An independent poll conducted for Fairfax Agricultural Media showed growers have what many would deem a healthy distrust in the US company seeking to take control of GrainCorp, and with it a near monopoly position on eastern grain port facilities.
The poll of 356 growers indicates most growers want the sale either blocked or allowed only to proceed with strict conditions on port access and market disclosure.
Few believe the company has a track record it can trust and fewer still are buying their promises it will pump big dollars into capital upgrades.
It suggests one of two things. Either ADM’s charm offensive tour has failed dismally or that it was working to boost trust from an even lower level than it could have imagined.
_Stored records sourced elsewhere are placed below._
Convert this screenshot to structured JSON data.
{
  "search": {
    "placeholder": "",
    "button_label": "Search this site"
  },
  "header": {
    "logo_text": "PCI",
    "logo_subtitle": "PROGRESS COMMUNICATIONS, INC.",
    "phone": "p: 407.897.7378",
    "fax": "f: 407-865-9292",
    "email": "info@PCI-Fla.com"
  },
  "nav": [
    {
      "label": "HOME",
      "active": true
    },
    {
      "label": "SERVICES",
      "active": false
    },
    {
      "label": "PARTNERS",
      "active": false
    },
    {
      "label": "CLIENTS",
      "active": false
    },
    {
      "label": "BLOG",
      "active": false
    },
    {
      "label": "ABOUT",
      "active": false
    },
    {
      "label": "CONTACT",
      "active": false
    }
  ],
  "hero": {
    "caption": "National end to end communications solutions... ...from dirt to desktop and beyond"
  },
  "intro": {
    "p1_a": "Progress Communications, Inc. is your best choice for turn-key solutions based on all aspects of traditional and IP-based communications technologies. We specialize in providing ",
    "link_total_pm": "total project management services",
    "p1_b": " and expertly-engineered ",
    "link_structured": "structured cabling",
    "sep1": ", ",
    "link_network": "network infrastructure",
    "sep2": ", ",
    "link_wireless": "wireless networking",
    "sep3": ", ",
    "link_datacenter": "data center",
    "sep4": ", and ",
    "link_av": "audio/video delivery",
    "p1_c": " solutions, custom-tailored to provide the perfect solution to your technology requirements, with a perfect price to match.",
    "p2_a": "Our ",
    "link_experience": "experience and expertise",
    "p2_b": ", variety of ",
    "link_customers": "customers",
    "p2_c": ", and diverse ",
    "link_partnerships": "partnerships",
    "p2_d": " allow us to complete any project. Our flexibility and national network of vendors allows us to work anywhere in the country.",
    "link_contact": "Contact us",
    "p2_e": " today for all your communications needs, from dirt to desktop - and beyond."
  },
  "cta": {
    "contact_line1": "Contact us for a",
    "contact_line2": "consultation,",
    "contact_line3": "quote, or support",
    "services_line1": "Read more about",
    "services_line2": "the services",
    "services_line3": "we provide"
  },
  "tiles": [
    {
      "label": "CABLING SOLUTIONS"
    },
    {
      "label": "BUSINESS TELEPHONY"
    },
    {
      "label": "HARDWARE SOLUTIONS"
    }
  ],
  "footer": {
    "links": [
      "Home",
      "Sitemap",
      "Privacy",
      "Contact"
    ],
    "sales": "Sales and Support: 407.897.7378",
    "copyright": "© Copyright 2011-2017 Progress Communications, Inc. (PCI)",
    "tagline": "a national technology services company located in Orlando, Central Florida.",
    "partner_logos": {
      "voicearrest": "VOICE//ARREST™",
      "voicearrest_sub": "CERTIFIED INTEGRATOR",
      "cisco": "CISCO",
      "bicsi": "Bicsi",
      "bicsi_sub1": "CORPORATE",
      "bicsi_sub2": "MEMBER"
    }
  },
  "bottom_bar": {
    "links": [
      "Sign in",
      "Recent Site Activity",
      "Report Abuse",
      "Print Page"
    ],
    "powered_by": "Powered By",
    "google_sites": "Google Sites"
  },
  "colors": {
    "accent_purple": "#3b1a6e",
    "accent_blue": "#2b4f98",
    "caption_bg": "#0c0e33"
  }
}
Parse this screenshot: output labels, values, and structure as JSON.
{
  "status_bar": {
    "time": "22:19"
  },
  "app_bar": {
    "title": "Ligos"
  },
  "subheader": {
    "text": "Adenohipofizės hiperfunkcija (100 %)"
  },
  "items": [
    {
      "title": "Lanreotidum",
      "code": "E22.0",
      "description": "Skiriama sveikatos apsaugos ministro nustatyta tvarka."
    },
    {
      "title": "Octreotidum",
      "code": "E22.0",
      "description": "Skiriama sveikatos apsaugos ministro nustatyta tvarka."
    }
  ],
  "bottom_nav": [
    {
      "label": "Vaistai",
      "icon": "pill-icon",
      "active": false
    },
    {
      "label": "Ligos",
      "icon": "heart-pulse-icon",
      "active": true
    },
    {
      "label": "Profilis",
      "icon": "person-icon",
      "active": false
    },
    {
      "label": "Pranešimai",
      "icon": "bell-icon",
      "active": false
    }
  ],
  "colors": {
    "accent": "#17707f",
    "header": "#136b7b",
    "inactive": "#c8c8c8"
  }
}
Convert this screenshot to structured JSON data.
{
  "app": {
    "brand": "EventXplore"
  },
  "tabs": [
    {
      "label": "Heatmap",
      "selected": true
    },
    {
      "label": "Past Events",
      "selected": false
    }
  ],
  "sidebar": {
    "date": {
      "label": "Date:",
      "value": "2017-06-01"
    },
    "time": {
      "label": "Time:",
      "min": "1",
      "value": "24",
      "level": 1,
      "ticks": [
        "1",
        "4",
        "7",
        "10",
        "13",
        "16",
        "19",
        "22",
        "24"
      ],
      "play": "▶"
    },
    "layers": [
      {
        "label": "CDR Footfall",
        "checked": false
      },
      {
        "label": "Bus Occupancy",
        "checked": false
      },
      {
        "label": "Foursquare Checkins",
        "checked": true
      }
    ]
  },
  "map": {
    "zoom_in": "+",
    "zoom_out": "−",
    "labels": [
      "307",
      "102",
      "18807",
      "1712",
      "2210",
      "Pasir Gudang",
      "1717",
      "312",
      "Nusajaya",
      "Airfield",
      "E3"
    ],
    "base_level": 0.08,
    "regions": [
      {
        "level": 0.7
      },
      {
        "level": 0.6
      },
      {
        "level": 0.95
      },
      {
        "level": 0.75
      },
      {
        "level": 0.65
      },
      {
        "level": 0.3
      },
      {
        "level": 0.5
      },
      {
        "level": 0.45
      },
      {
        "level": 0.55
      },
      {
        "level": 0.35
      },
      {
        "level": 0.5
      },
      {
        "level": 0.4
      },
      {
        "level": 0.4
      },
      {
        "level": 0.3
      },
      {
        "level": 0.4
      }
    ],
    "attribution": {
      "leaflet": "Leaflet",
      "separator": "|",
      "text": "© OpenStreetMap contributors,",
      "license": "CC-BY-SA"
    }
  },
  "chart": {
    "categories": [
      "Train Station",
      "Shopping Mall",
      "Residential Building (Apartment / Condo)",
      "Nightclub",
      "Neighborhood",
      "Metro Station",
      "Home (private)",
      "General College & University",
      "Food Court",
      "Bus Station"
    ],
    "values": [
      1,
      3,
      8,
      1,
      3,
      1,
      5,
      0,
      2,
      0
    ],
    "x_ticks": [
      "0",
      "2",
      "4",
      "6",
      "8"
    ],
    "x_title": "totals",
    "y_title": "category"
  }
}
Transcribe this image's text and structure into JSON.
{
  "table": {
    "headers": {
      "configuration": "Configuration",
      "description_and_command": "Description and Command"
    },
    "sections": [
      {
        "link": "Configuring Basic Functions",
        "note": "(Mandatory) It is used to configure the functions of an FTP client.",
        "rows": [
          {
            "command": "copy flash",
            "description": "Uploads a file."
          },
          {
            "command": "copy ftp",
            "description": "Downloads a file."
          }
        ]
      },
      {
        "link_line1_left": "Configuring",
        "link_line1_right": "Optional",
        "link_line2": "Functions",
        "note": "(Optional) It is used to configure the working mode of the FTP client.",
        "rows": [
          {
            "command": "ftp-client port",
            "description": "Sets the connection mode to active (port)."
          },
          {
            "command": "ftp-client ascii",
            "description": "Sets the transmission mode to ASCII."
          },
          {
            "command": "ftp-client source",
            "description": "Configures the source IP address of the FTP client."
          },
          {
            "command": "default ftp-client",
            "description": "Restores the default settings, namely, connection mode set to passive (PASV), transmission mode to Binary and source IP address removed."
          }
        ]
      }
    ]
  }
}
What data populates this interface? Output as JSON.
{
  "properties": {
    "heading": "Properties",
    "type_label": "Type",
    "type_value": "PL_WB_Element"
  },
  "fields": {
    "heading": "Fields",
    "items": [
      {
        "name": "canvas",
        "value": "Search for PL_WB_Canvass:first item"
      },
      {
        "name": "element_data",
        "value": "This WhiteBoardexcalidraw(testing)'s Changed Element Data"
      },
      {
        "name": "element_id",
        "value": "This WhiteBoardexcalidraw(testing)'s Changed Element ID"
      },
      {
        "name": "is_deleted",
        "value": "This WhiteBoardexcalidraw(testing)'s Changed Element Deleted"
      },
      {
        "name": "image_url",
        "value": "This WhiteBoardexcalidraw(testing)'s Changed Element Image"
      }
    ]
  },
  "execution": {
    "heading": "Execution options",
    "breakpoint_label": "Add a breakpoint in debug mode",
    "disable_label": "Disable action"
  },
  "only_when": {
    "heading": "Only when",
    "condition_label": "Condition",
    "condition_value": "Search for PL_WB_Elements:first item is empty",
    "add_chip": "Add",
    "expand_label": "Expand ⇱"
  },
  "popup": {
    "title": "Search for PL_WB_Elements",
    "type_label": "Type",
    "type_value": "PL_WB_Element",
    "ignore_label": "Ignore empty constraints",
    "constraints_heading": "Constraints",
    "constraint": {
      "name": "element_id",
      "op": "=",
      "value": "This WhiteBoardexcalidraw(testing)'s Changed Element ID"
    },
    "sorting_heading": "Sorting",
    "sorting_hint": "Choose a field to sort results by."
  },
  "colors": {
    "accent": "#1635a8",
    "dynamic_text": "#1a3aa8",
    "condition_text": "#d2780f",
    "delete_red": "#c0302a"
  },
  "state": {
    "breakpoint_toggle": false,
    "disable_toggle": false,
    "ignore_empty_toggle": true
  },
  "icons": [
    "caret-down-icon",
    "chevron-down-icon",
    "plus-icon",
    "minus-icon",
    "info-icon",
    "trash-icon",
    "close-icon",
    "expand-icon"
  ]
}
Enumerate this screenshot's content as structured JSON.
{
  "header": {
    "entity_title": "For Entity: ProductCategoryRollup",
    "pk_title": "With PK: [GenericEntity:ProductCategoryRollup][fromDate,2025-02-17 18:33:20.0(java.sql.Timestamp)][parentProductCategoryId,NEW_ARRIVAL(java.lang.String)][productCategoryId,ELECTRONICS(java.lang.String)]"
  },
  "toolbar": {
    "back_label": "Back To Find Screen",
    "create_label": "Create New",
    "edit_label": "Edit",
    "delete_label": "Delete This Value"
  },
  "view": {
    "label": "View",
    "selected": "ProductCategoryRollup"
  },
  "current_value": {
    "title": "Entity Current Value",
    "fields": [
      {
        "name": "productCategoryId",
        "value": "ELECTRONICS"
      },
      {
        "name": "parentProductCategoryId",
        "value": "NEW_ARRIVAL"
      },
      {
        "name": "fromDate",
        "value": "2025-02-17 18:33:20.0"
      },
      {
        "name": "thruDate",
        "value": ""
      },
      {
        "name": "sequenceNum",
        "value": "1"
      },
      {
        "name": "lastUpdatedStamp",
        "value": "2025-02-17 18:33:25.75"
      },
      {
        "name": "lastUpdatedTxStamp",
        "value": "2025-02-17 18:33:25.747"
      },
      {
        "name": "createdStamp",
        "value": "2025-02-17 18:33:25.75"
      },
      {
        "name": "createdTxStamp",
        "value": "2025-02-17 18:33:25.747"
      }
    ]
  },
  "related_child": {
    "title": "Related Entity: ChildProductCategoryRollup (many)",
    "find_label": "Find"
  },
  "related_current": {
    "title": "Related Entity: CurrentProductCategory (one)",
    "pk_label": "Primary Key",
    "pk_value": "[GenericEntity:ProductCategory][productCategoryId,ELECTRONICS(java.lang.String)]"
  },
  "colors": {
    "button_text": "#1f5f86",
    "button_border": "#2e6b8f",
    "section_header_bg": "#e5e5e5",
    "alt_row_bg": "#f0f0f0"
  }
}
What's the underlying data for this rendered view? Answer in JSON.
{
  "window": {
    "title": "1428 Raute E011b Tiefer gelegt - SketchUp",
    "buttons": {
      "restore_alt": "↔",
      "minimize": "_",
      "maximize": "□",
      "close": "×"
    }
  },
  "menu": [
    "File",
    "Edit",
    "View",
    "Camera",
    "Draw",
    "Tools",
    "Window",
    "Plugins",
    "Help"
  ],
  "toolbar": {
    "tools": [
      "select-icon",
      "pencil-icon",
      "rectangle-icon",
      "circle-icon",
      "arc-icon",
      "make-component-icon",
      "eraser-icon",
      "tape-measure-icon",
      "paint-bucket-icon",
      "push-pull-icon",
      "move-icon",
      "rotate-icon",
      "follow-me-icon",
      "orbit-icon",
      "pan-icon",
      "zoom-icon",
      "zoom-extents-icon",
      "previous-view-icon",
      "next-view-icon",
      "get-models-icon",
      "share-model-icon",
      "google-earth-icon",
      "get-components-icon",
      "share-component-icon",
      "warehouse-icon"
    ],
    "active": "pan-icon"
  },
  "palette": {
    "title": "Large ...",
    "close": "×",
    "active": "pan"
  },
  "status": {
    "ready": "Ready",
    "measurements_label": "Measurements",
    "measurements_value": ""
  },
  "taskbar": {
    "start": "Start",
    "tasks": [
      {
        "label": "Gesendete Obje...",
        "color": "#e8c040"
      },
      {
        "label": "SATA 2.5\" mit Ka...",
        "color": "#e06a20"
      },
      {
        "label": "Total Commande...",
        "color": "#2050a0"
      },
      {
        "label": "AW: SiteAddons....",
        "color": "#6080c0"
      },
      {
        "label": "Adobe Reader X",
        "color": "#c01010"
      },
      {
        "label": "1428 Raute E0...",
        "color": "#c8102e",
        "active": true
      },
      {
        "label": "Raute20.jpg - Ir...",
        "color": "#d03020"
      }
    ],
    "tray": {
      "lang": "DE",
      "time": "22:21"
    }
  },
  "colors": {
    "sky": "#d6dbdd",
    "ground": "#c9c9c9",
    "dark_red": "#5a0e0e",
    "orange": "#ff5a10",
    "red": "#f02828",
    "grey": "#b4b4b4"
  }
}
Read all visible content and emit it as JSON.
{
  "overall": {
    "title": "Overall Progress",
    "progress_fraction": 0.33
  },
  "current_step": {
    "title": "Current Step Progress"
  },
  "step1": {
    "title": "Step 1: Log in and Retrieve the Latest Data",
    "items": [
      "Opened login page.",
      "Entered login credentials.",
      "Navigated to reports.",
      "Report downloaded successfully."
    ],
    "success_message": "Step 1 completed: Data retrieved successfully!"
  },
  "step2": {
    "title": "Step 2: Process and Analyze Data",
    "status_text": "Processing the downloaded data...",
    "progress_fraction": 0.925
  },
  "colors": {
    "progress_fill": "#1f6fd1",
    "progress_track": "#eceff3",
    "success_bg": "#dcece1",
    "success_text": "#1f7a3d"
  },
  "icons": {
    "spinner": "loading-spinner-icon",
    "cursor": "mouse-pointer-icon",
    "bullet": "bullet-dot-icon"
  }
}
ADM will likely argue the results are based on only a small number of growers.
That’s true – it’s representative of about 1.6 per cent of grain players in the eastern States.
But that’s a big enough sample size to give the survey a confidence level of +/-5.2pc.
Based on that, ADM could argue as many as 10pc of growers believe the deal will be good for their farm or that as many as 18pc believe it’s likely it will come good on its spending promises – neither of which are ringing endorsements.
Equally, the results could be much worse.
Of course for ADM, grower approval isn’t a deal breaker.
Best estimates suggest grower shareholders account for just 10 per cent of GrainCorp shares so ADM’s not relying on grower approval to get it over the line.
Nor is grower approval essential for regulatory approval – the major hurdle still standing in the way of the $3.4 billion deal – even if many growers wish it was.
But if the Foreign Investment Review Board isn’t at least listening with interest to grower concerns about the deal as it weighs up whether it meets its national interest test, you’d question why – especially in the wake of Senate committee grillings which have left many wondering just how effective the Australian Competition and Consumer Commission’s own assessment of the deal was.
With an election in the wings, many growers will be watching closely to see how all parties weigh in on the prospective sale of Australia’s biggest listed agribusiness – and whether the party in power at the time of the decision lifts a finger to stop it.